### TASK
Pull every line of the entries that has the word "here".
##### PROVIDED RECORDS #####
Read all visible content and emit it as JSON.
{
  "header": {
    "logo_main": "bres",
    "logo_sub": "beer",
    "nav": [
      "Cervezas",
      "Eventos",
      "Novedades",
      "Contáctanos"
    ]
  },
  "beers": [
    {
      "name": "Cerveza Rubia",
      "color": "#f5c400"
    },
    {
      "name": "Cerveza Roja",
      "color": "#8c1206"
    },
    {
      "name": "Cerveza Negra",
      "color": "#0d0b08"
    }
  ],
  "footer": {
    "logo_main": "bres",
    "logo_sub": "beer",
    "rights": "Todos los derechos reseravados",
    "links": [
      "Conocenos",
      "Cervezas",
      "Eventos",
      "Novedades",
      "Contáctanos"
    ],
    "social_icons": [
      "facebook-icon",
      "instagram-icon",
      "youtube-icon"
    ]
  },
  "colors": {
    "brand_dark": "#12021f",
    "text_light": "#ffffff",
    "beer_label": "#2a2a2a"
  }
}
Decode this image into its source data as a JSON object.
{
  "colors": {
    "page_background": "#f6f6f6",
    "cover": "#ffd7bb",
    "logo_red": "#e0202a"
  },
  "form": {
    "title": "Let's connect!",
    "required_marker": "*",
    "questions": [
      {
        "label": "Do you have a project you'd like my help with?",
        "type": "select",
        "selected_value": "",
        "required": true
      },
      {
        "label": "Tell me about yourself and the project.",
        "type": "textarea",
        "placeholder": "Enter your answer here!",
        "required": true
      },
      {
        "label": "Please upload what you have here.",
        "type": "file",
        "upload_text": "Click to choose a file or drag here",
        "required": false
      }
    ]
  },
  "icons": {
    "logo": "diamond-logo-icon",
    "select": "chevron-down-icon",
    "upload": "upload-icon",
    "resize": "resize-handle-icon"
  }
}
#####
### YOUR RESPONSE
        "placeholder": "Enter your answer here!",
        "label": "Please upload what you have here.",
        "upload_text": "Click to choose a file or drag here",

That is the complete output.